If you have invested in a high resolution mouse, adjusting the USB polling rate is a common trick to utilise the added precision it brings. The polling rate (or report rate) determines how often the mouse sends information to your computer. Measured in Hz, this setting equates to lag time (in ms).
By default, the USB polling rate is set at 125hz. The table below represents combinations of Hz values and their corresponding delay time:
If the polling rate is set at 125 Hz, the mouse cursor can only be updated every 8 milliseconds. In situations where lag is critical (for example games), it is useful to decrease this value to as little as possible. Increasing the polling interval will improve precision at the tradeoff of using more CPU resources, therefore care should be taken when adjusting this value.
Setting the polling rate
Here we are using the
usbhid module of the kernel to set a custom "mousepoll" rate. Simply add the following line to your
options usbhid mousepoll=[polling interval]
(where [polling interval] is a number in ms from the table above. For example, to set a polling rate of 500Hz:
options usbhid mousepoll=2
To change the polling rate without rebooting
modprobe -r usbhid && modprobe usbhid
Then unplug and replug your mouse.
/etc/modprobe.d/modprobe.confto the FILES entry in
/etc/mkinitcpio.conf. Remember to regenerate your image after changing the config. Without doing this, the module will be inserted during early userspace without the polling option. Alternatively, you can add usbhid.mousepoll=X to your kernel command line.
Displaying current mouse rate
A tool exists (named evhz) that can display the current mouse refresh rate -- useful when checking that your customized polling settings have been applied.
Compile it with:
gcc -o evhz evhz.c
Then execute as root:

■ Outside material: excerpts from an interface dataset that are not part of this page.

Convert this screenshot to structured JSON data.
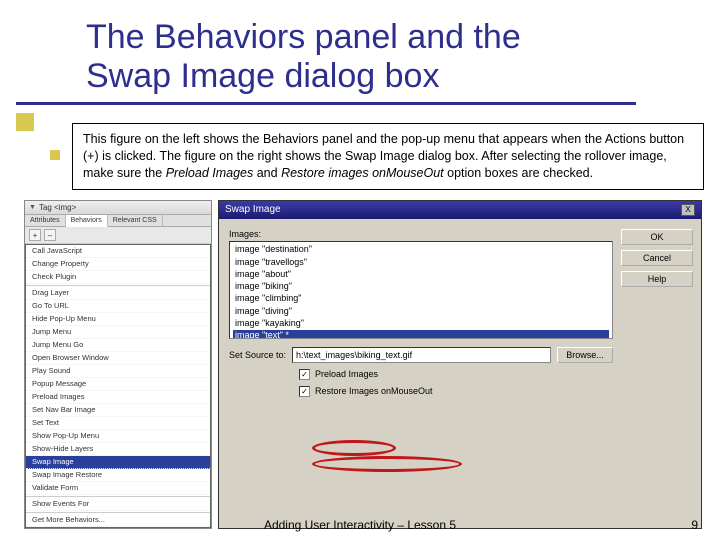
{
  "title_line1": "The Behaviors panel and the",
  "title_line2": "Swap Image dialog box",
  "paragraph": {
    "p1": "This figure on the left shows the Behaviors panel and the pop-up menu that appears when the Actions button (+) is clicked. The figure on the right shows the Swap Image dialog box. After selecting the rollover image, make sure the ",
    "i1": "Preload Images",
    "mid": " and ",
    "i2": "Restore images onMouseOut",
    "p2": " option boxes are checked."
  },
  "behaviors": {
    "window_title": "Tag <img>",
    "tabs": [
      "Attributes",
      "Behaviors",
      "Relevant CSS"
    ],
    "plus": "+",
    "minus": "–",
    "menu": [
      "Call JavaScript",
      "Change Property",
      "Check Plugin",
      "__hr__",
      "Drag Layer",
      "Go To URL",
      "Hide Pop-Up Menu",
      "Jump Menu",
      "Jump Menu Go",
      "Open Browser Window",
      "Play Sound",
      "Popup Message",
      "Preload Images",
      "Set Nav Bar Image",
      "Set Text",
      "Show Pop-Up Menu",
      "Show-Hide Layers",
      "Swap Image",
      "Swap Image Restore",
      "Validate Form",
      "__hr__",
      "Show Events For",
      "__hr__",
      "Get More Behaviors..."
    ],
    "highlight": "Swap Image"
  },
  "swap": {
    "title": "Swap Image",
    "close": "X",
    "images_label": "Images:",
    "images": [
      "image \"destination\"",
      "image \"travellogs\"",
      "image \"about\"",
      "image \"biking\"",
      "image \"climbing\"",
      "image \"diving\"",
      "image \"kayaking\"",
      "image \"text\" *"
    ],
    "selected_image": "image \"text\" *",
    "source_label": "Set Source to:",
    "source_value": "h:\\text_images\\biking_text.gif",
    "browse": "Browse...",
    "check1": "Preload Images",
    "check2": "Restore Images onMouseOut",
    "checkmark": "✓",
    "buttons": {
      "ok": "OK",
      "cancel": "Cancel",
      "help": "Help"
    }
  },
  "footer": "Adding User Interactivity – Lesson 5",
  "page": "9"
}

Alternatively, Windows tools such as DirectX mouserate checker can be run using WINE.
- CS:S Mouse Optimization Guide -- largely aimed at Windows users, though the same principles apply for Linux.